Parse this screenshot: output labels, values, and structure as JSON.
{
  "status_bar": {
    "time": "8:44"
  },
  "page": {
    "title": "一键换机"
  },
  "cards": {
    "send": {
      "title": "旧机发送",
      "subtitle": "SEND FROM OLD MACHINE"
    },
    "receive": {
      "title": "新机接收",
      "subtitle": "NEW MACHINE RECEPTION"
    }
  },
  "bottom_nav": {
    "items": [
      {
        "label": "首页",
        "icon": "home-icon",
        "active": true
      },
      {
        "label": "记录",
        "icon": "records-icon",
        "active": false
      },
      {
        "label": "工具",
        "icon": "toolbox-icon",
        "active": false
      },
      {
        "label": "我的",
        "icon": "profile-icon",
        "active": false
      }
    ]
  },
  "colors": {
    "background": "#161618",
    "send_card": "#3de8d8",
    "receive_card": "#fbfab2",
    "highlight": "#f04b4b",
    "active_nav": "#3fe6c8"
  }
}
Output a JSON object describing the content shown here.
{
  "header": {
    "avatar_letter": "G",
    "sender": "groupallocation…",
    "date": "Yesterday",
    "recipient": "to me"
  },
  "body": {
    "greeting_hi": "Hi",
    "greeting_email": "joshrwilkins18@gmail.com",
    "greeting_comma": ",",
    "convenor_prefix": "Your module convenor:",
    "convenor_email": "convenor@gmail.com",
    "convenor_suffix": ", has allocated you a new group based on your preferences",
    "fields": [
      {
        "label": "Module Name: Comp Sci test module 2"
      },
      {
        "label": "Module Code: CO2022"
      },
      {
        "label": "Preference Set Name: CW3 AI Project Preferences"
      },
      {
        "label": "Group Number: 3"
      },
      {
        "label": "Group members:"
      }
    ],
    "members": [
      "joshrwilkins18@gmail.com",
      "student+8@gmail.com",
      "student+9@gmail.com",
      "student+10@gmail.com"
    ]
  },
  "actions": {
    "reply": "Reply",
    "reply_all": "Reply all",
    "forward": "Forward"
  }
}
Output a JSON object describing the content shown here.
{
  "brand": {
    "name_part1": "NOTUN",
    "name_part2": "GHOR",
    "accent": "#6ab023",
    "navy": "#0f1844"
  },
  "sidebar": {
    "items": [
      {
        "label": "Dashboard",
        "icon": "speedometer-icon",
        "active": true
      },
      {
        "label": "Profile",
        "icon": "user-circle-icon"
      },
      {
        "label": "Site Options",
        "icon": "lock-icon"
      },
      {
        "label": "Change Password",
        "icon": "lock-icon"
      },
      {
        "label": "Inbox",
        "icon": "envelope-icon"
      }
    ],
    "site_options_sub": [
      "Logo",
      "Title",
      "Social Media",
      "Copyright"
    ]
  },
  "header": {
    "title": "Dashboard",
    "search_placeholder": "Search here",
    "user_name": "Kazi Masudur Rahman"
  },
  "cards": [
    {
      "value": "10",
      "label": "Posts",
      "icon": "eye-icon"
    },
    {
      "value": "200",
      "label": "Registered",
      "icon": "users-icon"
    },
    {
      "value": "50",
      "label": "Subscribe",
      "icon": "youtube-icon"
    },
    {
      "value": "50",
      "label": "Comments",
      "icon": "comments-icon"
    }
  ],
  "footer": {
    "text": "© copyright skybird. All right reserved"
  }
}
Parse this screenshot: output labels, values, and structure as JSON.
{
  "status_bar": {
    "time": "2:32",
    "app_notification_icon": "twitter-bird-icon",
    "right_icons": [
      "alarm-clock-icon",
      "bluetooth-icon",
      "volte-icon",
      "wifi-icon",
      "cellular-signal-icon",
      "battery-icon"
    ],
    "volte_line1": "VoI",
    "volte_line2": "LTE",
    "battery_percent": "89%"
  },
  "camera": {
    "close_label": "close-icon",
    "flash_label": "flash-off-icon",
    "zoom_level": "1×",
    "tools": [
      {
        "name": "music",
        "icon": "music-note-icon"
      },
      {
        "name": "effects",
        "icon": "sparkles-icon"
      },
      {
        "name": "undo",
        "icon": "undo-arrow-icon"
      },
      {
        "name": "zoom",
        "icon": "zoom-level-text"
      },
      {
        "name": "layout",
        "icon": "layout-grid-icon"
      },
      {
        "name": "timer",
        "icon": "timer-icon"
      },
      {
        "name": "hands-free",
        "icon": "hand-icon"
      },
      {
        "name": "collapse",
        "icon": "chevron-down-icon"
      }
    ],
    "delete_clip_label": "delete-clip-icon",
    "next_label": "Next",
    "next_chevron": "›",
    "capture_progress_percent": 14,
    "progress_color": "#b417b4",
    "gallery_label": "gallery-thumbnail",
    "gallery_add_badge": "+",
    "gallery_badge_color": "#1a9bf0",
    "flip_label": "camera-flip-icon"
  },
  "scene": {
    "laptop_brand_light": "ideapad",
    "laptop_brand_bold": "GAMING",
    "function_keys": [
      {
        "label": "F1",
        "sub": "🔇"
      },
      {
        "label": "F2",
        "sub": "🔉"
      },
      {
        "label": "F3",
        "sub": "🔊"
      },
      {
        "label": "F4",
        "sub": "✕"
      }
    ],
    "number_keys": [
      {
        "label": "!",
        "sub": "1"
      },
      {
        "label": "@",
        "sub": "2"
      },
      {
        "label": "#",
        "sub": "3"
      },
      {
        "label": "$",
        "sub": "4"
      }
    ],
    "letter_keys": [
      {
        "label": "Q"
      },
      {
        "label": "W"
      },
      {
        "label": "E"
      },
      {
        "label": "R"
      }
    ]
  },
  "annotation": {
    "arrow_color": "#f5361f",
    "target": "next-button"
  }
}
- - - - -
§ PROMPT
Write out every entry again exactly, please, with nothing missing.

§ RESPONSE
Parse this screenshot: output labels, values, and structure as JSON.
{
  "status_bar": {
    "time": "8:44"
  },
  "page": {
    "title": "一键换机"
  },
  "cards": {
    "send": {
      "title": "旧机发送",
      "subtitle": "SEND FROM OLD MACHINE"
    },
    "receive": {
      "title": "新机接收",
      "subtitle": "NEW MACHINE RECEPTION"
    }
  },
  "bottom_nav": {
    "items": [
      {
        "label": "首页",
        "icon": "home-icon",
        "active": true
      },
      {
        "label": "记录",
        "icon": "records-icon",
        "active": false
      },
      {
        "label": "工具",
        "icon": "toolbox-icon",
        "active": false
      },
      {
        "label": "我的",
        "icon": "profile-icon",
        "active": false
      }
    ]
  },
  "colors": {
    "background": "#161618",
    "send_card": "#3de8d8",
    "receive_card": "#fbfab2",
    "highlight": "#f04b4b",
    "active_nav": "#3fe6c8"
  }
}
Output a JSON object describing the content shown here.
{
  "header": {
    "avatar_letter": "G",
    "sender": "groupallocation…",
    "date": "Yesterday",
    "recipient": "to me"
  },
  "body": {
    "greeting_hi": "Hi",
    "greeting_email": "joshrwilkins18@gmail.com",
    "greeting_comma": ",",
    "convenor_prefix": "Your module convenor:",
    "convenor_email": "convenor@gmail.com",
    "convenor_suffix": ", has allocated you a new group based on your preferences",
    "fields": [
      {
        "label": "Module Name: Comp Sci test module 2"
      },
      {
        "label": "Module Code: CO2022"
      },
      {
        "label": "Preference Set Name: CW3 AI Project Preferences"
      },
      {
        "label": "Group Number: 3"
      },
      {
        "label": "Group members:"
      }
    ],
    "members": [
      "joshrwilkins18@gmail.com",
      "student+8@gmail.com",
      "student+9@gmail.com",
      "student+10@gmail.com"
    ]
  },
  "actions": {
    "reply": "Reply",
    "reply_all": "Reply all",
    "forward": "Forward"
  }
}
Output a JSON object describing the content shown here.
{
  "brand": {
    "name_part1": "NOTUN",
    "name_part2": "GHOR",
    "accent": "#6ab023",
    "navy": "#0f1844"
  },
  "sidebar": {
    "items": [
      {
        "label": "Dashboard",
        "icon": "speedometer-icon",
        "active": true
      },
      {
        "label": "Profile",
        "icon": "user-circle-icon"
      },
      {
        "label": "Site Options",
        "icon": "lock-icon"
      },
      {
        "label": "Change Password",
        "icon": "lock-icon"
      },
      {
        "label": "Inbox",
        "icon": "envelope-icon"
      }
    ],
    "site_options_sub": [
      "Logo",
      "Title",
      "Social Media",
      "Copyright"
    ]
  },
  "header": {
    "title": "Dashboard",
    "search_placeholder": "Search here",
    "user_name": "Kazi Masudur Rahman"
  },
  "cards": [
    {
      "value": "10",
      "label": "Posts",
      "icon": "eye-icon"
    },
    {
      "value": "200",
      "label": "Registered",
      "icon": "users-icon"
    },
    {
      "value": "50",
      "label": "Subscribe",
      "icon": "youtube-icon"
    },
    {
      "value": "50",
      "label": "Comments",
      "icon": "comments-icon"
    }
  ],
  "footer": {
    "text": "© copyright skybird. All right reserved"
  }
}
Parse this screenshot: output labels, values, and structure as JSON.
{
  "status_bar": {
    "time": "2:32",
    "app_notification_icon": "twitter-bird-icon",
    "right_icons": [
      "alarm-clock-icon",
      "bluetooth-icon",
      "volte-icon",
      "wifi-icon",
      "cellular-signal-icon",
      "battery-icon"
    ],
    "volte_line1": "VoI",
    "volte_line2": "LTE",
    "battery_percent": "89%"
  },
  "camera": {
    "close_label": "close-icon",
    "flash_label": "flash-off-icon",
    "zoom_level": "1×",
    "tools": [
      {
        "name": "music",
        "icon": "music-note-icon"
      },
      {
        "name": "effects",
        "icon": "sparkles-icon"
      },
      {
        "name": "undo",
        "icon": "undo-arrow-icon"
      },
      {
        "name": "zoom",
        "icon": "zoom-level-text"
      },
      {
        "name": "layout",
        "icon": "layout-grid-icon"
      },
      {
        "name": "timer",
        "icon": "timer-icon"
      },
      {
        "name": "hands-free",
        "icon": "hand-icon"
      },
      {
        "name": "collapse",
        "icon": "chevron-down-icon"
      }
    ],
    "delete_clip_label": "delete-clip-icon",
    "next_label": "Next",
    "next_chevron": "›",
    "capture_progress_percent": 14,
    "progress_color": "#b417b4",
    "gallery_label": "gallery-thumbnail",
    "gallery_add_badge": "+",
    "gallery_badge_color": "#1a9bf0",
    "flip_label": "camera-flip-icon"
  },
  "scene": {
    "laptop_brand_light": "ideapad",
    "laptop_brand_bold": "GAMING",
    "function_keys": [
      {
        "label": "F1",
        "sub": "🔇"
      },
      {
        "label": "F2",
        "sub": "🔉"
      },
      {
        "label": "F3",
        "sub": "🔊"
      },
      {
        "label": "F4",
        "sub": "✕"
      }
    ],
    "number_keys": [
      {
        "label": "!",
        "sub": "1"
      },
      {
        "label": "@",
        "sub": "2"
      },
      {
        "label": "#",
        "sub": "3"
      },
      {
        "label": "$",
        "sub": "4"
      }
    ],
    "letter_keys": [
      {
        "label": "Q"
      },
      {
        "label": "W"
      },
      {
        "label": "E"
      },
      {
        "label": "R"
      }
    ]
  },
  "annotation": {
    "arrow_color": "#f5361f",
    "target": "next-button"
  }
}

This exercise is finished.